Following last year's stark change of direction with Exercises, it was never going to be simple to predict what CFCF's (Michael Silver) next EP might hold. The fact that it would be ambitiously driven by concept, paying no attention whatsoever to the precursors of the music industry, was not so much of a surprise. As it turns out, Silver has continued his journey towards being primarily received as a 'composer' with new release, Music for Objects.

The record is heavily - and notably - influenced by not-so usual suspects Phillip Glass & Ryuichi Sakamoto, with a large dose of the more common Brian Eno thrown in for good measure. Eno's inspiration is splattered all over the title of the EP, and the idea behind the music only serves to take the comparison further.

A soundtrack to the inanimate, little tracks made to anthropomorphise every day objects and give them some sort of audio personality - that's the brief. Now, whilst this is all well and good (I'm an absolute sucker for a good concept/execution marriage) I don't believe this golden nugget of information will necessarily enhance your listening experience. I mean, when listening to a track called 'Glass', looking out of a glass window, you find yourself distracted, wondering which part of the experience with such an object each bit of the track is trying to put across.

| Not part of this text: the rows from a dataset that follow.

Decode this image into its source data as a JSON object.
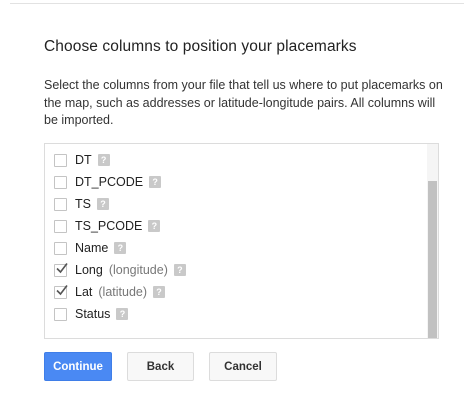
{
  "dialog": {
    "title": "Choose columns to position your placemarks",
    "description": "Select the columns from your file that tell us where to put placemarks on the map, such as addresses or latitude-longitude pairs. All columns will be imported."
  },
  "columns": [
    {
      "label": "DT",
      "sub": "",
      "checked": false
    },
    {
      "label": "DT_PCODE",
      "sub": "",
      "checked": false
    },
    {
      "label": "TS",
      "sub": "",
      "checked": false
    },
    {
      "label": "TS_PCODE",
      "sub": "",
      "checked": false
    },
    {
      "label": "Name",
      "sub": "",
      "checked": false
    },
    {
      "label": "Long",
      "sub": "(longitude)",
      "checked": true
    },
    {
      "label": "Lat",
      "sub": "(latitude)",
      "checked": true
    },
    {
      "label": "Status",
      "sub": "",
      "checked": false
    }
  ],
  "help_icon_glyph": "?",
  "buttons": {
    "continue": "Continue",
    "back": "Back",
    "cancel": "Cancel"
  },
  "colors": {
    "primary": "#4a89f3"
  }
}
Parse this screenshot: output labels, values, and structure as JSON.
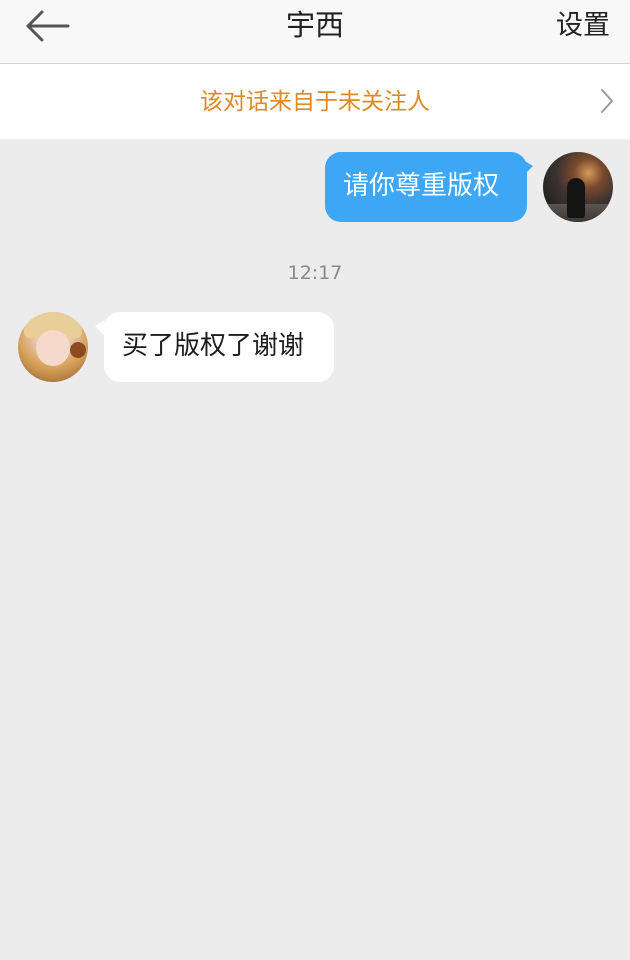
{
  "header": {
    "title": "宇西",
    "settings_label": "设置",
    "back_icon": "back-arrow-icon"
  },
  "notice": {
    "text": "该对话来自于未关注人",
    "chevron_icon": "chevron-right-icon",
    "color": "#dc8a22"
  },
  "messages": [
    {
      "sender": "me",
      "text": "请你尊重版权"
    },
    {
      "sender": "other",
      "text": "买了版权了谢谢"
    }
  ],
  "timestamp": "12:17",
  "colors": {
    "outgoing_bubble": "#3ea7f5",
    "incoming_bubble": "#ffffff",
    "background": "#ececec"
  }
}
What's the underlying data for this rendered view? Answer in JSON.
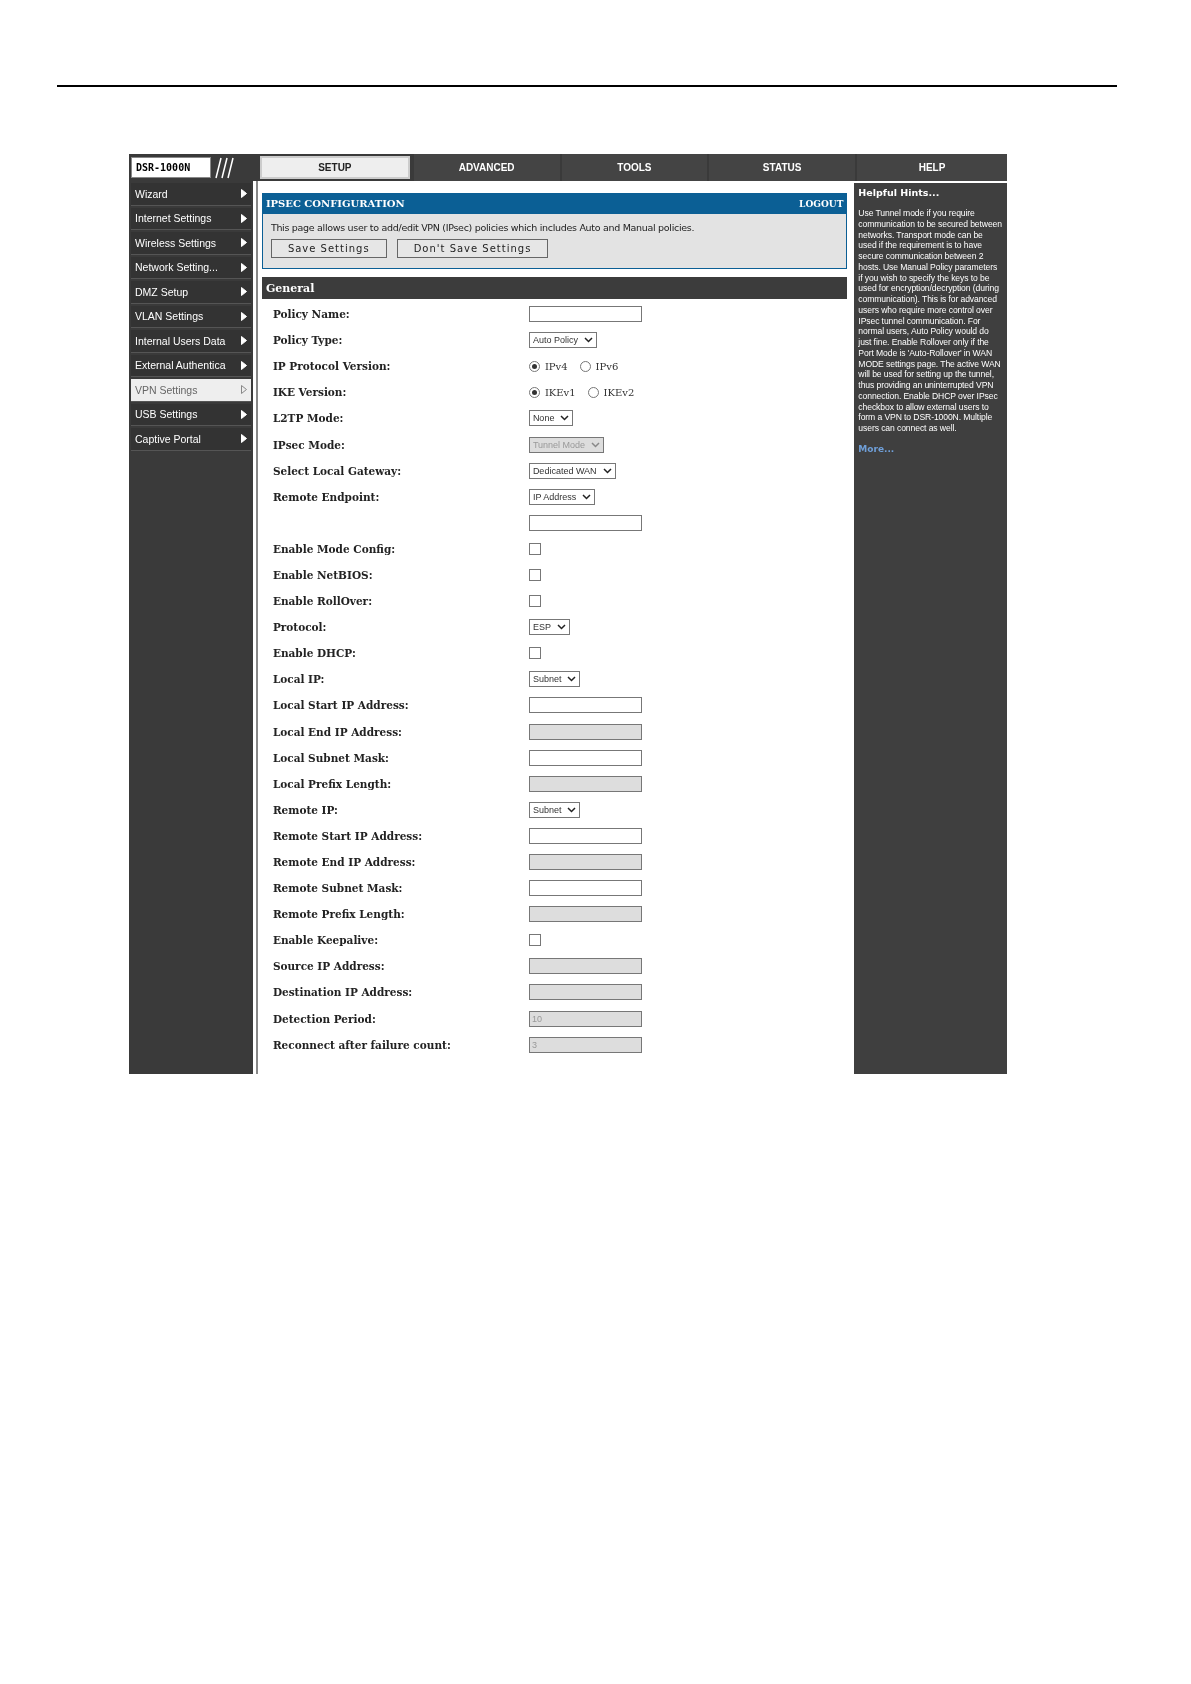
{
  "brand": {
    "model": "DSR-1000N"
  },
  "nav_tabs": [
    {
      "label": "SETUP",
      "selected": true
    },
    {
      "label": "ADVANCED",
      "selected": false
    },
    {
      "label": "TOOLS",
      "selected": false
    },
    {
      "label": "STATUS",
      "selected": false
    }
  ],
  "help_tab": {
    "label": "HELP"
  },
  "sidebar": {
    "items": [
      {
        "label": "Wizard",
        "selected": false
      },
      {
        "label": "Internet Settings",
        "selected": false
      },
      {
        "label": "Wireless Settings",
        "selected": false
      },
      {
        "label": "Network Setting...",
        "selected": false
      },
      {
        "label": "DMZ Setup",
        "selected": false
      },
      {
        "label": "VLAN Settings",
        "selected": false
      },
      {
        "label": "Internal Users Data",
        "selected": false
      },
      {
        "label": "External Authentica",
        "selected": false
      },
      {
        "label": "VPN Settings",
        "selected": true
      },
      {
        "label": "USB Settings",
        "selected": false
      },
      {
        "label": "Captive Portal",
        "selected": false
      }
    ]
  },
  "header": {
    "title": "IPSEC CONFIGURATION",
    "logout": "LOGOUT",
    "description": "This page allows user to add/edit VPN (IPsec) policies which includes Auto and Manual policies.",
    "buttons": [
      "Save Settings",
      "Don't Save Settings"
    ]
  },
  "section": {
    "title": "General"
  },
  "rows": [
    {
      "kind": "text",
      "label": "Policy Name:",
      "disabled": false
    },
    {
      "kind": "select",
      "label": "Policy Type:",
      "value": "Auto Policy",
      "disabled": false
    },
    {
      "kind": "radio",
      "label": "IP Protocol Version:",
      "options": [
        {
          "label": "IPv4",
          "selected": true
        },
        {
          "label": "IPv6",
          "selected": false
        }
      ]
    },
    {
      "kind": "radio",
      "label": "IKE Version:",
      "options": [
        {
          "label": "IKEv1",
          "selected": true
        },
        {
          "label": "IKEv2",
          "selected": false
        }
      ]
    },
    {
      "kind": "select",
      "label": "L2TP Mode:",
      "value": "None",
      "disabled": false
    },
    {
      "kind": "select",
      "label": "IPsec Mode:",
      "value": "Tunnel Mode",
      "disabled": true
    },
    {
      "kind": "select",
      "label": "Select Local Gateway:",
      "value": "Dedicated WAN",
      "disabled": false
    },
    {
      "kind": "select",
      "label": "Remote Endpoint:",
      "value": "IP Address",
      "disabled": false
    },
    {
      "kind": "text",
      "disabled": false
    },
    {
      "kind": "checkbox",
      "label": "Enable Mode Config:",
      "checked": false
    },
    {
      "kind": "checkbox",
      "label": "Enable NetBIOS:",
      "checked": false
    },
    {
      "kind": "checkbox",
      "label": "Enable RollOver:",
      "checked": false
    },
    {
      "kind": "select",
      "label": "Protocol:",
      "value": "ESP",
      "disabled": false
    },
    {
      "kind": "checkbox",
      "label": "Enable DHCP:",
      "checked": false
    },
    {
      "kind": "select",
      "label": "Local IP:",
      "value": "Subnet",
      "disabled": false
    },
    {
      "kind": "text",
      "label": "Local Start IP Address:",
      "disabled": false
    },
    {
      "kind": "text",
      "label": "Local End IP Address:",
      "disabled": true
    },
    {
      "kind": "text",
      "label": "Local Subnet Mask:",
      "disabled": false
    },
    {
      "kind": "text",
      "label": "Local Prefix Length:",
      "disabled": true
    },
    {
      "kind": "select",
      "label": "Remote IP:",
      "value": "Subnet",
      "disabled": false
    },
    {
      "kind": "text",
      "label": "Remote Start IP Address:",
      "disabled": false
    },
    {
      "kind": "text",
      "label": "Remote End IP Address:",
      "disabled": true
    },
    {
      "kind": "text",
      "label": "Remote Subnet Mask:",
      "disabled": false
    },
    {
      "kind": "text",
      "label": "Remote Prefix Length:",
      "disabled": true
    },
    {
      "kind": "checkbox",
      "label": "Enable Keepalive:",
      "checked": false
    },
    {
      "kind": "text",
      "label": "Source IP Address:",
      "disabled": true
    },
    {
      "kind": "text",
      "label": "Destination IP Address:",
      "disabled": true
    },
    {
      "kind": "text",
      "label": "Detection Period:",
      "value": "10",
      "disabled": true
    },
    {
      "kind": "text",
      "label": "Reconnect after failure count:",
      "value": "3",
      "disabled": true
    }
  ],
  "help": {
    "title": "Helpful Hints...",
    "text": "Use Tunnel mode if you require communication to be secured between networks. Transport mode can be used if the requirement is to have secure communication between 2 hosts. Use Manual Policy parameters if you wish to specify the keys to be used for encryption/decryption (during communication). This is for advanced users who require more control over IPsec tunnel communication. For normal users, Auto Policy would do just fine. Enable Rollover only if the Port Mode is 'Auto-Rollover' in WAN MODE settings page. The active WAN will be used for setting up the tunnel, thus providing an uninterrupted VPN connection. Enable DHCP over IPsec checkbox to allow external users to form a VPN to DSR-1000N. Multiple users can connect as well.",
    "more": "More..."
  }
}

It's fun, yes, if a little too gimmicky, but I'd say your head will take more time with the music if it weren't ever to know that this was the idea behind it. In fact, you shouldn't have even read about it. In fact, you should rewind a little and skip this paragraph. (I realise now that nobody else on earth - apart from CFCF maybe - would sit staring at glass trying to decode it's personality... carry on).

With all this object stuff out of the way, the point remains that the sounds on this record are meditatively beautiful. Like the transition from Continents to Exercises, the debut drum tracking has been substantially replaced for more key-led structures. Here though, glazed marimbas have been positioned atop soft whirly chords, repeating into swells that are entirely reminiscent of kit-led arrangements. 'Glass' opens with one of these skittering melodies, slowly introducing elements behind a line which develops into the somewhat fragile backbone of the track. It lacks a little in terms of an emotional connection, as the peaks and troughs of the sound are so detached, yet as an introduction to what is yet to come, it's a pretty good taster dish.

'Bowl' feels much more atmospheric, going about the wayfinding of the track in the entirely opposite fashion. When the pitchy piano stabs do arrive, it's already too late to transform, and the tracks slowly give way to the next. The EP continues like this until the mid section, when the soundscapes take on an aesthetic more akin to those of their contemporaries.

'Camera' is glorious, building high chords alongside rays of rich saxophone notes until we finally get the first taste of a tangible beat. It's no UV glowstick seducer by any means, but it's danceable, in a sort of festival comedown sort of way. There are subtle hints of Caribou to be heard here and there, as the synth brings a slightly Balearic feel to proceedings, yet it's modern orchestral maestro Bonobo whose music springs to mind on 'Keys'. Again, there is some sort of beat to be found, and whilst the foundations of the track summon a welcome feeling of hypnosis, the little pockets of screeches and horns keep the track fresh.

It seems like the peak has already been and gone with the next two tracks, focusing more on concentric swells of bells and resonating taps rather than the feeling the final result gives off. I'm not too sure if the rather frantic piano pattern in 'Lamp' makes me think of a microwave more than a light bulb, or even a kettle maybe. The EP closes with the spinal tickler that is 'Ring', an undeniably gorgeous onslaught of everything that is pretty. Little chimes descend into a swarm of glitter before evaporating, an ambiguously low melody soon becoming the main focus. Just before everything gets a little too morose, a climb back into the happier region of the keyboard signals the arrival of those chimes once more. It provides an intensely beautiful headphone experience, especially once you've already been coaxed into the depths of your limbic system with the rest of the music.

That's where the record sits when listening really - quite deep within your head. It's not something that can be appreciated during stop/start listens on the number 37 into town. It has to be sat with, and given time to breathe before it is truly understood. The concept is what it is, yet whether the music was conceived through that idea or not is irrelevant - it stands out just fine without any explanation as to its existence. The bits on the EP that are good are second to none in this field, creating genuine moments of bliss for the listener. If Silver can deliver that on an album sized scale, we're certainly in for a treat.